It isn't unusual to have severe thunderstorms in late February, although they're certainly an anomoly. Today the right combination of ingredients will come together to warm air, cold air, and moisture to produce some thunderstorms. Some of them may even be severe.
In a way similar to making cookies, the proper ingredients in just the right amount are necessary to make very powerful thunderstorms. Currently in place is a warm, moist air mass that will send our afternoon highs into the mid to upper 70s. This warm air contains a lot of moisture. Moisture is important from the standpoint that it contains energy, evergy that will be released when it is lifted high into the sky and cooled. Doing the lifting today will be a cold front that continues its march across the Ohio Valley.
The time to watch for severe weather in central Virginia will be midday into early afternoon, maybe even into evening drive-time. My biggest concerns will be for both very gusty winds (up to 50 miles per hour or higher) and very heavy rain. A large amount of rain in a short period of time may lead to flash flooding of creeks, streams, and poor drainiage areas. While not the predominant concerns, small hail and isolated tornaodes cannot be completely ruled out, either.

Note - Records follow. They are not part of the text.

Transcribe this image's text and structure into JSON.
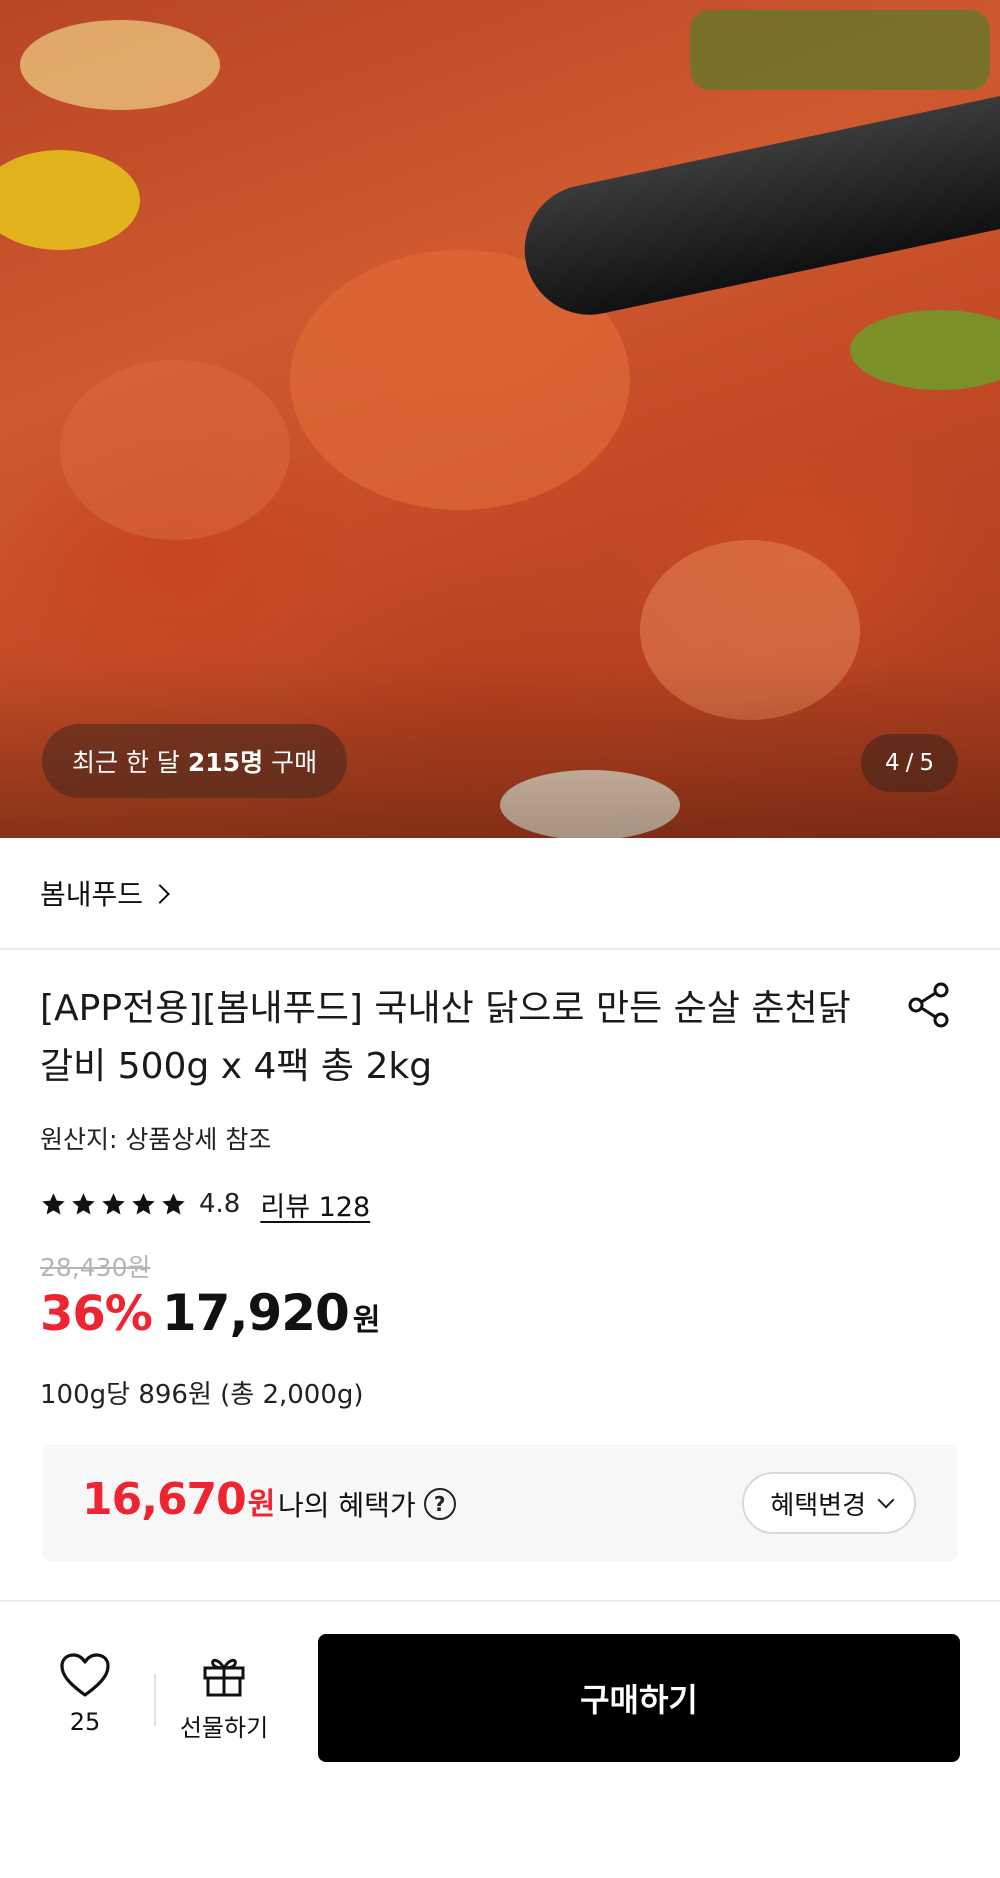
{
  "hero": {
    "image_desc": "spicy-chicken-photo",
    "purchase_prefix": "최근 한 달",
    "purchase_count": "215명",
    "purchase_suffix": "구매",
    "page_current": "4",
    "page_sep": "/",
    "page_total": "5"
  },
  "seller": {
    "name": "봄내푸드"
  },
  "product": {
    "title": "[APP전용][봄내푸드] 국내산 닭으로 만든 순살 춘천닭갈비 500g x 4팩 총 2kg",
    "origin": "원산지: 상품상세 참조",
    "rating": "4.8",
    "stars": 5,
    "review_label": "리뷰 128",
    "original_price": "28,430원",
    "discount": "36%",
    "price": "17,920",
    "price_unit": "원",
    "unit_price": "100g당 896원 (총 2,000g)"
  },
  "benefit": {
    "price": "16,670",
    "unit": "원",
    "label": "나의 혜택가",
    "help": "?",
    "change_label": "혜택변경"
  },
  "bottom_bar": {
    "like_count": "25",
    "gift_label": "선물하기",
    "buy_label": "구매하기"
  },
  "colors": {
    "accent_red": "#ee2431",
    "buy_button": "#000000"
  }
}
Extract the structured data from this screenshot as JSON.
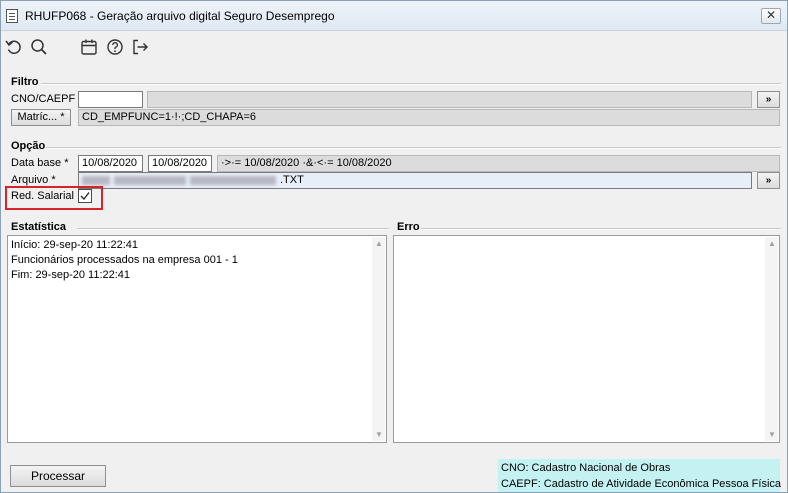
{
  "window": {
    "title": "RHUFP068 - Geração arquivo digital Seguro Desemprego",
    "close_symbol": "✕"
  },
  "toolbar": {
    "icons": [
      "undo-icon",
      "search-icon",
      "calendar-icon",
      "help-icon",
      "exit-icon"
    ]
  },
  "filtro": {
    "group_label": "Filtro",
    "cno_label": "CNO/CAEPF",
    "cno_value": "",
    "cno_desc": "",
    "lookup_button": "»",
    "matric_button": "Matríc... *",
    "matric_value": "CD_EMPFUNC=1·!·;CD_CHAPA=6"
  },
  "opcao": {
    "group_label": "Opção",
    "data_base_label": "Data base *",
    "data_inicio": "10/08/2020",
    "data_fim": "10/08/2020",
    "data_range_text": "·>·= 10/08/2020 ·&·<·= 10/08/2020",
    "arquivo_label": "Arquivo *",
    "arquivo_suffix": ".TXT",
    "arquivo_button": "»",
    "red_salarial_label": "Red. Salarial",
    "red_salarial_checked": true
  },
  "estatistica": {
    "group_label": "Estatística",
    "lines": [
      "Início: 29-sep-20 11:22:41",
      "Funcionários processados na empresa 001 - 1",
      "Fim: 29-sep-20 11:22:41"
    ]
  },
  "erro": {
    "group_label": "Erro",
    "lines": []
  },
  "footer": {
    "process_button": "Processar",
    "notes": [
      "CNO: Cadastro Nacional de Obras",
      "CAEPF: Cadastro de Atividade Econômica Pessoa Física"
    ]
  },
  "colors": {
    "highlight": "#d8232a",
    "note_background": "#c4f2f2"
  }
}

Feel free to watch the action unfold on our Interactive Radar; that can be found by clicking here. The Weather Team and I will post updates on any watches, warnings, damage reports, and other critical information on our Facebook page and Twitter feed. Please feel free to pass along anything weather-related, including pictures. They may even appear on air! Lastly, if you happen to have a NOAA Weather Radio, now might be a good time to check the batteries and set it on "Alert" mode.
More to follow through the day. Stay safe!
3, 2, 1, fade out...
Chief Meteorologist Travis Koshko
(This blog entry typed whlie listening to "Let My Baby Ride" by R.L. Burnside.)